Another interesting aspect was the fact that for acceptance test-driven development to work, there might be the case where the team runs into technical constraints. At this time the team consisting of programmers, testers and business experts (customers and analysts) have to identify these technical constraints and have to make the business decisions based on that knowledge to go on. An example would be handy right now? Consider a password system just as Elisabeth had in the tutorial session. Since there will always be limited space available to encrypt and store the password, there will be a limitation about the length of any given password in the system. Due to the technical constraints underlying the actual architecture and design here, the customer needs to make the business decision on how to deal with this limitation. If there are just 300 GB of storage available, but the system needs to serve 300 billion accounts, this constraint will be actually hit. (Actually this won’t work.) So the business decision taken could be one of the following:
- Limit the password to one character.
- Limit the user count to 300 thousands but use multiple deployed systems. Decide if the resulting password length is by then acceptable or not.
- Expand the actually available storage for passwords, so that the system can deal with 30 characters of password length
By the time the constraint is raised by the developers, the business can decide, but the previous technical decision about passwords has then become a business decision – and these are made by the customer.
Over the session there were several points that seemed to fit into silo thinking. Thinking in silos is a problem and more often than not leads to failure. Why? Well, as I read from Alistair Cockburn: there is only us. The team needs to find their way to the target to deliver a software product to the customer, that is accepted so the team makes money and can survive. Period. Tom & Mary Poppendieck simply transform the goal to a higher level in their Lean thinking approach in order to get teams to succeed. It’s not that you need to find as many bugs as you can, it’s not that you need to write as many lines of code as you can, it’s that you deliver working software that brings value to your customers. If you can’t do that – i.e. by building software that does not have any purpose, or by building software that no one actually wants to use – you screwed it up. Over the whole conference I noticed several tries to reach a common understanding of “Done”, to which I have a definition, but I will get back to it later. Cockburn introduced to me the idea to think of decision floating through the software project. If decisions are made and implemented, but get a late feedback, in case they were right or wrong, you’re not able to learn from it. Silo thinking simply leads to this lack of feedback in your software development system. Made decisions pile up in queues, getting passed over to the next person to work on and occasionally rot. Silo thinking just leads to queues up decisions with no feedback.

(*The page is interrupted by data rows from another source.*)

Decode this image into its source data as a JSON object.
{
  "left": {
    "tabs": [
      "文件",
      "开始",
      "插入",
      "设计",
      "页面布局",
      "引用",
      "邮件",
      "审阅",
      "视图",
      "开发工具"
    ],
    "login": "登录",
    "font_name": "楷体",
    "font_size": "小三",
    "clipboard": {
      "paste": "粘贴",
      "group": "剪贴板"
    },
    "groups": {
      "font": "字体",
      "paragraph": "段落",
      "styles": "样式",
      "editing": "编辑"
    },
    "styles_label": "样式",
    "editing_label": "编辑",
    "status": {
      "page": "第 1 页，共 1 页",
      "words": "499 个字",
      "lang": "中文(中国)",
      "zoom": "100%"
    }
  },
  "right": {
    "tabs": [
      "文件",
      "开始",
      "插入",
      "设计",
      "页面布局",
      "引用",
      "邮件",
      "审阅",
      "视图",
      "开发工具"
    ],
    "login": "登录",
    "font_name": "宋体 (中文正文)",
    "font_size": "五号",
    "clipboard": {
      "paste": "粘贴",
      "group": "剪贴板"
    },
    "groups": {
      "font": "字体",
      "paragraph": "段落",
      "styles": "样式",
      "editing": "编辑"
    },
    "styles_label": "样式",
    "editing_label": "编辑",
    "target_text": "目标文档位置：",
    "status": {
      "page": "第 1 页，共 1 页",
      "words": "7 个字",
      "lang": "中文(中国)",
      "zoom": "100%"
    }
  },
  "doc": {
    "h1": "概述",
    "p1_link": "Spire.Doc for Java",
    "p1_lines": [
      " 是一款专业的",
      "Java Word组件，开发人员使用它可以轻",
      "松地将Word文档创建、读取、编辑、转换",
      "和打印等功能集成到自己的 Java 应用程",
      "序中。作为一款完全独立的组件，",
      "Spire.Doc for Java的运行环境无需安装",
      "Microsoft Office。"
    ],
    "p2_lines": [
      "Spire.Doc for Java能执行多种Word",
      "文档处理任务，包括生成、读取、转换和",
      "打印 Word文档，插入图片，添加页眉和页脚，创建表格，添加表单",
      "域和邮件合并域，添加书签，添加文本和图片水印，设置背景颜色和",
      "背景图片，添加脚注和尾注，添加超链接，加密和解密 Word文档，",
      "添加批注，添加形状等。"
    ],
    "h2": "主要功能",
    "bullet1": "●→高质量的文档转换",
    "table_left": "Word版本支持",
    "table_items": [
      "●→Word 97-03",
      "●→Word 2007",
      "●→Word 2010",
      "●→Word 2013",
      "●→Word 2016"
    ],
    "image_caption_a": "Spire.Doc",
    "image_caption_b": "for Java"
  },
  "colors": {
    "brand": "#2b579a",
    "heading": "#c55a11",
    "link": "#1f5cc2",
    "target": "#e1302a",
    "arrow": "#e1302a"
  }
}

Elisabeth had some very interesting definitions, which I will simply repeat, but not elaborate here. The TDD cycle is often referred to as Red – Green – Refactor. The ATDD cycle was named by Elisabeth with Discuss – Develop – Deliver. Getting into Delivery, she had a pretty clear definition of what done means. Done means Implemented and Tested. Referring to Michael Bolton Tested means in an Agile context both, checked and explored. Regarding the course of ATDD and TDD compared to each other, when writing your first unit test you decide what your design shall look like. This is a design decision, a decision about the code you make, how it shall look like. The Acceptance Test written first is a business decision. The business decides what shall be delivered when this particular test passes.
Elisabeth pointed out that the ilities usually considered in software development can be separated into internal and external requirements. Internal are those decisions about the design, the external ones are the decisions regarding that face the business. Maintainability for example is more an internal requirement, Performance an external one. Unfortunately I was not able to write down her categorization.
Responding to change
Last but not least I would like to bring in a quote from the session, which I found remarkable:
Software is under development until it is abandoned.
Adam Goucher coined the term Discover – Decide – Action for the Exploratory Testing loop. Putting together with the TDD and ATDD memes you get:
- TDD: Red – Green – Refactor
- ATDD: Discuss – Develop – Deliver
- ET: Discover – Decide – Action
I love this list.